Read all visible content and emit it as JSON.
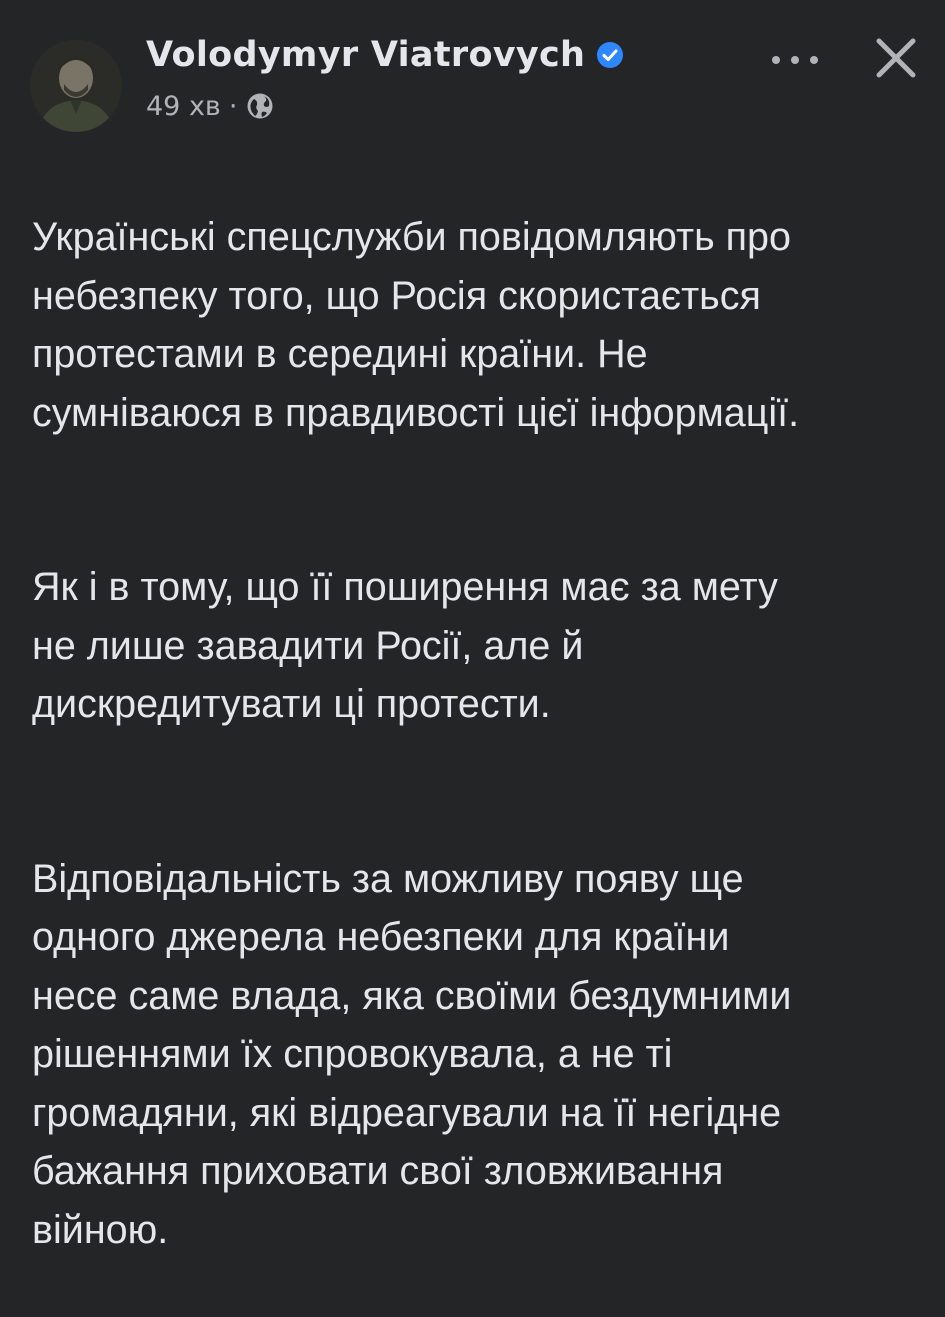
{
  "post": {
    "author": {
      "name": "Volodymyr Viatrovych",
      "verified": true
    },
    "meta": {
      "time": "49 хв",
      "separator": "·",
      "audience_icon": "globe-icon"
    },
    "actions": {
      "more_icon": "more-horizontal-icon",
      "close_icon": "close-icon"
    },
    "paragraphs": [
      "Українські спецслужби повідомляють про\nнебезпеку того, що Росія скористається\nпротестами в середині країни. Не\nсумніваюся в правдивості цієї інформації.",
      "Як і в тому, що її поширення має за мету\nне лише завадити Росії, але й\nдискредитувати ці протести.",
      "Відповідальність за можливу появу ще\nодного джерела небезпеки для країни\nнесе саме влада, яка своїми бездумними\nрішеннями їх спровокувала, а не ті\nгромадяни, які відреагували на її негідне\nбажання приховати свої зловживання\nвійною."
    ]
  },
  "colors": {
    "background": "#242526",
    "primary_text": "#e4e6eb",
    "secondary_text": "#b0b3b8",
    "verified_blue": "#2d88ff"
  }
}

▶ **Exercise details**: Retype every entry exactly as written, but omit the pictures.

▶ **Answer space**:
Read all visible content and emit it as JSON.
{
  "post": {
    "author": {
      "name": "Volodymyr Viatrovych",
      "verified": true
    },
    "meta": {
      "time": "49 хв",
      "separator": "·",
      "audience_icon": "globe-icon"
    },
    "actions": {
      "more_icon": "more-horizontal-icon",
      "close_icon": "close-icon"
    },
    "paragraphs": [
      "Українські спецслужби повідомляють про\nнебезпеку того, що Росія скористається\nпротестами в середині країни. Не\nсумніваюся в правдивості цієї інформації.",
      "Як і в тому, що її поширення має за мету\nне лише завадити Росії, але й\nдискредитувати ці протести.",
      "Відповідальність за можливу появу ще\nодного джерела небезпеки для країни\nнесе саме влада, яка своїми бездумними\nрішеннями їх спровокувала, а не ті\nгромадяни, які відреагували на її негідне\nбажання приховати свої зловживання\nвійною."
    ]
  },
  "colors": {
    "background": "#242526",
    "primary_text": "#e4e6eb",
    "secondary_text": "#b0b3b8",
    "verified_blue": "#2d88ff"
  }
}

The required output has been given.